Gearing up for the state legislative session that begins May 16, the Chamber set the table for more than 160 local business leaders and five legislators to discuss crucial public policies at the 2018 Legislative Luncheon, which was held in the Lioncrest Conference Room at the Biltmore Estate.
“It’s difficult for our business leaders to find the time to drive four hours to Raleigh,” said Corey Atkins, the Asheville Chamber’s VP of Public Policy. “So we bring Raleigh to them.”
The annual event featured a formal presentation of the Chamber’s 2018 Legislative Priorities, created by the Advocacy and Policy Committee, a collective of hard-working business and community leaders who volunteer time and expertise to identify priority business issues.
“This agenda serves as the platform for our advocacy work throughout the year as we foster a business-friendly environment in Asheville and Buncombe County and strive to move the community forward,” said Terri King, the committee chair and keynote speaker.
For the first time in Chamber history, environmental stewardship is included on the agenda, which also advocates for business incentives and development, healthcare services and resources, education/workforce training, and transportation and infrastructure development.
“The Chamber’s legislative agenda really does a great job of striking that independent line among organizations in NC and focusing on effectively growing the entire region,” said Rep. Brian Turner, D-Buncombe.
Other legislators in attendance included Sen. Chuck Edwards, R-District 48; Sen. Terry Van Duyn, D-District 49; Rep. John Ager, D-District 115; and Sen. Jim Davis, R-District 50.
“North Carolina is open for business, and we’re doing extremely well. We have a AAA-bond rating, and have recently been ranked as the best business state in the country by Forbes. Buncombe County’s unemployment rate is 3.5%, the lowest in the state,” said Edwards, who is optimistic about the future of the state and region.
The legislators celebrated the region’s successes, and discussed the issues most at stake for the short session in Raleigh, including: distribution of tax revenue, city council districts, healthcare resources, internet access, and educational transparency, among others.
“Prosperity doesn’t just move from one place to another—it gets connected. I am so grateful to the Chamber and everyone else involved for working to make that happen, and helping businesses connect with the resources they need,” said Van Duyn, who hopes to bridge the connection between rural and urban economies.

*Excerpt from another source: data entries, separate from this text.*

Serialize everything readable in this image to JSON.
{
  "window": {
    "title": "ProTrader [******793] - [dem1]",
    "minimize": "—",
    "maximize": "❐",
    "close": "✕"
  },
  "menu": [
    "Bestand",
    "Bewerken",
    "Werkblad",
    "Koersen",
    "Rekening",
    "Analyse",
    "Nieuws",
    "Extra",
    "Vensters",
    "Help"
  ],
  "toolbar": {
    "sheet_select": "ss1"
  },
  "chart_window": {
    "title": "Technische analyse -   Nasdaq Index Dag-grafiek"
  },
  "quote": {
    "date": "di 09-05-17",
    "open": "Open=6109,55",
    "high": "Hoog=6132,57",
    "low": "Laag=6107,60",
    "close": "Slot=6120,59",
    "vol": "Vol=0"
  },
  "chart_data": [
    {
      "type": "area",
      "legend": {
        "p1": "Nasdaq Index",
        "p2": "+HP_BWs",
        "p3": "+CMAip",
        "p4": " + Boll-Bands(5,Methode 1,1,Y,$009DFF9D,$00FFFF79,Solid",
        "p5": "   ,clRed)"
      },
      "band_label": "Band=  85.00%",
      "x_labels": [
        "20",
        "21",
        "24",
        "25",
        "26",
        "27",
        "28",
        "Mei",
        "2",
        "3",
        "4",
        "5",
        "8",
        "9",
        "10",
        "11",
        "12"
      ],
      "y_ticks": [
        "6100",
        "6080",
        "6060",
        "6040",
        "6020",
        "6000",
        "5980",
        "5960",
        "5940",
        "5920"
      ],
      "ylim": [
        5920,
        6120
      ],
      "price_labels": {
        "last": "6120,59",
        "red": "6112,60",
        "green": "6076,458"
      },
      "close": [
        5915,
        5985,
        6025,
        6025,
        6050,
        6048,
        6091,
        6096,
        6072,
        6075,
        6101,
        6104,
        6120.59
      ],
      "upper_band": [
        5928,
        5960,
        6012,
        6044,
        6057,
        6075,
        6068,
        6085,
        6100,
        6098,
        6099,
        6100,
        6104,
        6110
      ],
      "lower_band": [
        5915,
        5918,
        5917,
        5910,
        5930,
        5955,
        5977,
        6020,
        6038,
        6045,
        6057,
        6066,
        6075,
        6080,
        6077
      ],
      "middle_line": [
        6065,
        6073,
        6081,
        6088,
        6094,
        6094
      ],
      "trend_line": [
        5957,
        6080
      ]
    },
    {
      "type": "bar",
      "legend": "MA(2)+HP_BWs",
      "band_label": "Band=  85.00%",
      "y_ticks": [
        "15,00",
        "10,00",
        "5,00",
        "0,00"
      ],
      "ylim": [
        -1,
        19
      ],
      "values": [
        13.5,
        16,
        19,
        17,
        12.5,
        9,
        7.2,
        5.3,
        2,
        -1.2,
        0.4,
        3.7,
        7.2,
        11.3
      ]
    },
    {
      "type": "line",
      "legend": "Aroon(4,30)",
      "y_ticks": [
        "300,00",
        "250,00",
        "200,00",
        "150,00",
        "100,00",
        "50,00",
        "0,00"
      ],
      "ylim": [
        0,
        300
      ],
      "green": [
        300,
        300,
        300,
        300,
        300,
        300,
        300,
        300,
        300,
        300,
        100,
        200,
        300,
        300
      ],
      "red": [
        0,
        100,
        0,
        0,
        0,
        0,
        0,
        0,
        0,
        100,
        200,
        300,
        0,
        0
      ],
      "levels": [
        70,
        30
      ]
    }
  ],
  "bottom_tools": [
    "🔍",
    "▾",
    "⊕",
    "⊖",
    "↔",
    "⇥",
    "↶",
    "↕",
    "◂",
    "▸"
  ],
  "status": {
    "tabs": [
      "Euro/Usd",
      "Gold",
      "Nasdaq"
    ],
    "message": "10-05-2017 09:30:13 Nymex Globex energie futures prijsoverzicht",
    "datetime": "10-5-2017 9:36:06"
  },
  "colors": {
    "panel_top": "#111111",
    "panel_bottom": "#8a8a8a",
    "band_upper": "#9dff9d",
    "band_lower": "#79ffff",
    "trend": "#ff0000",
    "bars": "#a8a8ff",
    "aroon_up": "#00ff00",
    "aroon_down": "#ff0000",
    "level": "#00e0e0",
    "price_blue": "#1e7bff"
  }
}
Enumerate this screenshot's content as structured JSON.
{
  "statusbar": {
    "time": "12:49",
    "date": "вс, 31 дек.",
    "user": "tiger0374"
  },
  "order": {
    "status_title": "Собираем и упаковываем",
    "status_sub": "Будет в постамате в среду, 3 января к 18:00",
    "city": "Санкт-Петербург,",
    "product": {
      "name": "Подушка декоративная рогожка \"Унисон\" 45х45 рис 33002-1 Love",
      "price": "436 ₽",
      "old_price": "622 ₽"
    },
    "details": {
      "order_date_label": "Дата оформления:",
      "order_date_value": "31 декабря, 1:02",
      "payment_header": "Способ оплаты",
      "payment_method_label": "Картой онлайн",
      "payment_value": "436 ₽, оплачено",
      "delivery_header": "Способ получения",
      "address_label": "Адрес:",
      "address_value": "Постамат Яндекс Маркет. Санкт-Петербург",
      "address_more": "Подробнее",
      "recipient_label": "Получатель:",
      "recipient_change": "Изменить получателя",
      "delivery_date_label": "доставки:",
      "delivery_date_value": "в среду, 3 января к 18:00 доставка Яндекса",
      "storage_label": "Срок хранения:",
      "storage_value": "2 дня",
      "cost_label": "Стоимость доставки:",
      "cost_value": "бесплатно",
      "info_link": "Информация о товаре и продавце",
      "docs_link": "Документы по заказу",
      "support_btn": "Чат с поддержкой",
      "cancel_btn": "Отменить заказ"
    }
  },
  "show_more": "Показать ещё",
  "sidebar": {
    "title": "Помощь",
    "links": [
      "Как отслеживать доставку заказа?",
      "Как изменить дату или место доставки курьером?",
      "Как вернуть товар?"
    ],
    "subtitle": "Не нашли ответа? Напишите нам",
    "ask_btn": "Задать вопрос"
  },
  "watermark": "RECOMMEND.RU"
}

“The opioid crisis is a modern day plague that we need to address. We need more mental health providers and better resources,” said Davis, who supports the Chamber’s advocacy for healthcare resources.
Edwards solicited public input on Asheville City Council districts and encouraged citizens to provide feedback on the legislature’s website, ncleg.net. He also directed the public to his educational forum, in an effort to advance educational policy.
“We hope to see the issues raised by our community considered in the upcoming short session,” said Atkins. “The general consensus is optimistic–the results are to be determined.”
The Asheville Chamber will continue to strengthen the business voice from all of WNC by again partnering with at least seven other regional Chambers – including Haywood, Henderson, Brevard/Transylvania, Madison, Black Mountain/Swannanoa, Cashiers and Blowing Rock, announced King.
“This year, we will travel together as one voice during the Annual Raleigh Legislative trip. We hope all of the legislators present today will take the time to join us at our Legislative Reception the evening of June 5th,” said King. Chamber members are invited to join the trip.